By Margie Sugarman
Margie Sugarman is a leading board-certified psychotherapist and sports consultant based in New York. Margie’s desire is to enhance performance through the connection between the mind and body, and her current client list includes Olympic, professional and amateur athletes across the country. Her experience employing various therapeutic modalities has helped equestrians win classics, junior medals and grand prix. Do you have a question you want Margie to answer? Send questions to email@example.com.
My daughter and one of her middle school classmates show against each other every weekend from competing barns. My daughter’s barn is more rustic, while her classmate’s barn is more polished. The girls from that barn often walk around saying that their horses and barn are better, yet the girls from my daughter’s barn typically score higher and medal more often. Even knowing this, the bias these girls are showing is not limited to the barn; this girl runs around school acting like she is better than everyone, and it hurts my daughter and her friends. How can I help my daughter and her friends understand that this girl (and her friends) have an unfounded bias?
This is an interesting topic and phenomenon that has been gaining attention in the hunter-jumper world.
Walk around any barn and observe. There are people of all ages brushing and talking to their horses, sharing feelings, secrets and words of love. There are little girls and boys hugging and kissing their ponies, looking at them with adoration in their eyes. Carrots, mints and treats are visible outside almost every stall door or in the tray of any open tack trunk. The passion and love expressed between human and horse permeates the aisles of any barn. The secrets shared, the feelings expressed and the dreams planned out are deeply felt and said with sincerity.

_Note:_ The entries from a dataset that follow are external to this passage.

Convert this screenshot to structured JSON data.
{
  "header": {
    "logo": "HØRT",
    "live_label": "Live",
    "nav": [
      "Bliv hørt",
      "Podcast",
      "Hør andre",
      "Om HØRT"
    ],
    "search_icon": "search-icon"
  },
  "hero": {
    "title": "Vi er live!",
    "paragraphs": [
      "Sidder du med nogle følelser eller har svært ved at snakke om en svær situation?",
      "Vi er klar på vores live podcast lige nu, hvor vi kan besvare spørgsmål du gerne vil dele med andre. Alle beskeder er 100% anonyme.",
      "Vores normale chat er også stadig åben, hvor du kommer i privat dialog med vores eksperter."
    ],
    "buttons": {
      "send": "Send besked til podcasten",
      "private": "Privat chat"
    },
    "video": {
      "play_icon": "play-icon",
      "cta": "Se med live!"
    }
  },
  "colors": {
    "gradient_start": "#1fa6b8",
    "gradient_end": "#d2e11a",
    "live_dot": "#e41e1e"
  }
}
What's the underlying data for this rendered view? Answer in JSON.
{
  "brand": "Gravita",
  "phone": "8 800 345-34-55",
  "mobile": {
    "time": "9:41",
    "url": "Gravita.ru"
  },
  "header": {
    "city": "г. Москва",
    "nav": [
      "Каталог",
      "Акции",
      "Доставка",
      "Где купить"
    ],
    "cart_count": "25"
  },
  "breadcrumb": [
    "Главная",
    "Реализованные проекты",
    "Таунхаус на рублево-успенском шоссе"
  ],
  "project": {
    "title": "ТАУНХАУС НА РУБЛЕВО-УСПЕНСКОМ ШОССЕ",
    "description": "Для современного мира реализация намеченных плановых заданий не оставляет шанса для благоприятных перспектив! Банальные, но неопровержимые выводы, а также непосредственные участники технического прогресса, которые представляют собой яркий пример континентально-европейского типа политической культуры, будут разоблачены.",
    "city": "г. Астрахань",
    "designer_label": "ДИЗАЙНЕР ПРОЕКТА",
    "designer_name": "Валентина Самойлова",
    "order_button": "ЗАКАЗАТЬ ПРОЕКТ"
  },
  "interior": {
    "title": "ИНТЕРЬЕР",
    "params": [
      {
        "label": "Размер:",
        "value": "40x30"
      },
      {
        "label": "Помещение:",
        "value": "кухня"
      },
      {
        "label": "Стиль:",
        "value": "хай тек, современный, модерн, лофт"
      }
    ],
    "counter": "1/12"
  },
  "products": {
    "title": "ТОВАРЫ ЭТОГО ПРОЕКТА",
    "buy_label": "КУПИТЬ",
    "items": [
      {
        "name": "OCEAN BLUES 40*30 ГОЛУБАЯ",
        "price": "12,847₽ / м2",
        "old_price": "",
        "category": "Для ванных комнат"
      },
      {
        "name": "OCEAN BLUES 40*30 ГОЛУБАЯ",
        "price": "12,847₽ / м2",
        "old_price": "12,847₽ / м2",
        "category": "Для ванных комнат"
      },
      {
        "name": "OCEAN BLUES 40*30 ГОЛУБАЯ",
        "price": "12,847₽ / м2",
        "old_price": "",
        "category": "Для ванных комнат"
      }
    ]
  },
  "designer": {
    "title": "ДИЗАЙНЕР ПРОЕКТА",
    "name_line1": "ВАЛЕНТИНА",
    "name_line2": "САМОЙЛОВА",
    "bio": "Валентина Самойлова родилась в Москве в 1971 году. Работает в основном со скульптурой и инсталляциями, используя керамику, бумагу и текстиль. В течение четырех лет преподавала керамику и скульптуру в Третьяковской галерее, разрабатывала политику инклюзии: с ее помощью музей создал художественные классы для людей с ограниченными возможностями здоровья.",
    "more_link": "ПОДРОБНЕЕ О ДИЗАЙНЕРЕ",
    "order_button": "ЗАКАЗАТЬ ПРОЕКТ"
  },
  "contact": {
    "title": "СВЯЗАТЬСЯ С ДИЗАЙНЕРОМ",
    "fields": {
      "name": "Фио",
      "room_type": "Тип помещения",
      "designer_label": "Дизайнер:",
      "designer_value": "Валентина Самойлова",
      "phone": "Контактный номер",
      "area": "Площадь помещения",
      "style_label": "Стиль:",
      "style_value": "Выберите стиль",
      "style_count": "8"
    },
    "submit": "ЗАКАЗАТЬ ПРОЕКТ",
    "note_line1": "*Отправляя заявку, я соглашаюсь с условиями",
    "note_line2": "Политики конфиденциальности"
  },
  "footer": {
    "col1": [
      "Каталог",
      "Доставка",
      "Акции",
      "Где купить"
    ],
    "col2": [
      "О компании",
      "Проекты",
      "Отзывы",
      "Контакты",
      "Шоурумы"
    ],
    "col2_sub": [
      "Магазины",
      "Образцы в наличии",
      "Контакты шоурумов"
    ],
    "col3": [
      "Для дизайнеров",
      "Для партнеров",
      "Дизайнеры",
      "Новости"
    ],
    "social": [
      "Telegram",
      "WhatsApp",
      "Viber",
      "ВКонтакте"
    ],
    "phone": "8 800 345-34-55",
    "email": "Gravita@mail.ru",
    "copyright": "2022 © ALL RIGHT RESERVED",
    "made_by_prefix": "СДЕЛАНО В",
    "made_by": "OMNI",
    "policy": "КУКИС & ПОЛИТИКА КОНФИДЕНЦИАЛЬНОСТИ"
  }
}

While watching and listening to lessons, words of encouragement are heard supporting the learning process and helping horse and rider grow in knowledge and ability. The love from the barn is carried to the ring. Listening carefully, one can often hear the rider saying phrases such as, “You’re the best!” and “We can do anything!” But, where does love stop and reality step in?
“Barn blindness” refers to a perspective which involves thinking your horse, your barn or the horse-and-rider combinations that exist there truly are the best, purely because they are yours. It’s a condition that can exemplify one’s sense of reality. Riding is a wonderful path to both physical and mental maturity. It can provide a sense of emotional fulfillment and foster self-esteem. But, like in life itself, a great deal is left up to personal interpretation.
A barn is like a small, self-contained community. There are rules and boundaries. The hierarchy starts at the top with the trainer or barn manager, and their beliefs and perspectives become the guidelines for the community at large. As in any community, the leaders lead and if we have faith in them, we follow their teachings. Of course, personalities impact our belief systems and support for the leaders’ teachings. If challenged too frequently, it can become uncomfortable and lead to one finding a “new home.” One’s beliefs can be too far from the “group mind” and this is supposed to be fun, so a move is often the end result.
Let’s think about the rider who puts out the air of being over-confident and thinks they’re the best. They go to a show and can’t understand what’s happened if they don’t do well. They often are heard saying, “It’s so political!” The trainer can support the perspective that the student didn’t get what he or she deserved (and truly believe it), or the trainer can take the student aside and explain the “whys” that impacted the results. How the situation is handled has to do with the trainer’s own perspective and motivations as well as the student’s personality.
This is barn blindness versus reality and impacts people based on life experiences. The overconfident person has developed that way for a variety of reasons that are either factually based, defensively based or perceptually based. Perhaps their beliefs have served them and their esteem in a positive way and have never been challenged strongly enough to cause a change. Remember, this can be a self-protective consequence of life experiences, or due to true lack of knowledge and understanding.
For instance, that girl at the show who believes she had been cheated out of a top ribbon requests seeing the judge’s card. After seeing it (and trying to interpret it) she walks away and tells herself things to help her rationalize and accept what’s been written on the card. “She must have gotten me mixed up with the girl on the other chestnut.” “I got all the changes and I should have done better. The judge was probably cleaning her glasses.” This can go on and on until and unless someone injects some facts and reality into this gal’s perspective and knowledge base.
Have you ever taken a lesson after your trainer has been to a clinic or at the end of the year after all of the indoor shows? There are often new exercises to be attempted and explanations as to why you’re being asked to master the challenge. You can and will hear “good job!” when someone’s riding, even if it wasn’t perfect. This can be appropriate and helps build the confidence of a more timid rider or someone learning new skills. What’s truly important are the lessons learned, the confidence built and the fun had. The community leader has to verbalize and exemplify reality with the proper support for each individual.
Barn blindness, in certain situations, is healthy and enhances the human/horse connection. It can keep our equine partners well cared for and teach wonderful lessons to children and adults alike.
However, in the same way changes in eyesight lead us to use glasses for visual clarity and we turn lights on when it gets too dark to see, emotional support, education and explanations shed light on reality and give us the opportunity to work toward and achieve new goals.
Sometimes someone else has to turn on the lights and hand us our glasses.